VELLORE:“It is a divine experience to fly the aircraft, which is laced with powerful and modern equipment,” said a young pilot who has flown the majestic P-8I aircraft for over 5,000 hours.
The young pilot, beaming with confidence to take on any challenge when he is control of the P-8I aircraft, is one of the 50 officers and 228 sailors of the INAS 312 A squadron. He was part of the search operation of the Malaysian aircraft MH 370.
The pilot explained the capability of the aircraft to this correspondent during an exclusive interview inside the aircraft.
The pilot underwent over three months of training in Seattle to fly the aircraft, which is mounted with sensors for maritime reconnaissance, electronic intelligence missions and anti-submarine. They were not only built for detecting targets -- passive or active -- but also to destroy them since they are equipped with highly potent anti-surface and anti-submarine weapons.

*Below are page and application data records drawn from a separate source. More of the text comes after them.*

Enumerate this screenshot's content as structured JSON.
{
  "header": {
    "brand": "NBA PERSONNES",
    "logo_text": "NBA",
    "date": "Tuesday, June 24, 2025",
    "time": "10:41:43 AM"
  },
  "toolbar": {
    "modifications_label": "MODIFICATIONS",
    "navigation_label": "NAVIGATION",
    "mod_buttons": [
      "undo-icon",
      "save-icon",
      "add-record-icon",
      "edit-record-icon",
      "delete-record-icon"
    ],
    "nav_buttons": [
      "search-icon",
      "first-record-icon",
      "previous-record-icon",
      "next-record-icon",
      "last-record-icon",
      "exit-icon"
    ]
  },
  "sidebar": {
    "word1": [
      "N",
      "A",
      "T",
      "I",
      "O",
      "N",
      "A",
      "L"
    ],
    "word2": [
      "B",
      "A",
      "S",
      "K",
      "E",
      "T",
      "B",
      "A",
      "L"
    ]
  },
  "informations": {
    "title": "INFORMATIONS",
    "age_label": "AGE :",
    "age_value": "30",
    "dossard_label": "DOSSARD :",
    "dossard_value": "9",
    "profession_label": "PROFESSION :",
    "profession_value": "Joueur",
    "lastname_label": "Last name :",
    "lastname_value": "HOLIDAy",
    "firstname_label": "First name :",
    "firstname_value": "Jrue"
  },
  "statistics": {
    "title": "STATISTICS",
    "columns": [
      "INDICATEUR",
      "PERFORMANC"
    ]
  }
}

“The sensor gives minute details and visuals of an object that is 150 nautical miles away using a 300 micron microscope infrared surveillance camera. The modern sensors also help detect submarines that are 9,000 feet under the sea,” said the co-pilot. Each crew comprises two pilots, five observers and two inflight technicians. It can accommodate 50 personnel onboard.

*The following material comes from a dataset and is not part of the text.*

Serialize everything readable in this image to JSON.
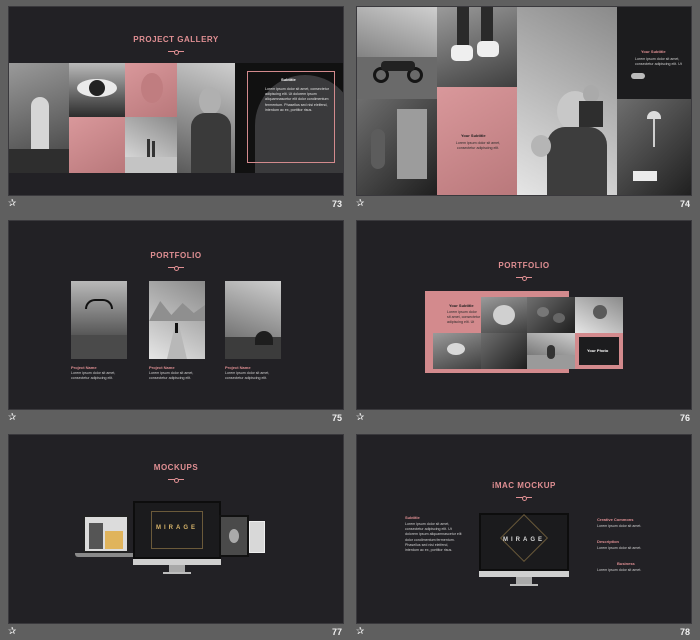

The aircraft has an anti-submarine suit and can carry 126 sonobuoys. There are three launching pads, and each have 10 launchers, which are located on the middle of the aircraft and three manual launchers.
“The sonobuoys can be controlled and guided from electronic support measure (ESM) till they hit and destroy the target,” said the pilot.
The sensors can also detect and pick the signals of radar of counterparts that are 1,500 nautical miles away.
“We can control the activities of the aircraft from the Mission Control Display Unit, which is integrated with the mission system in the cockpit,” he said.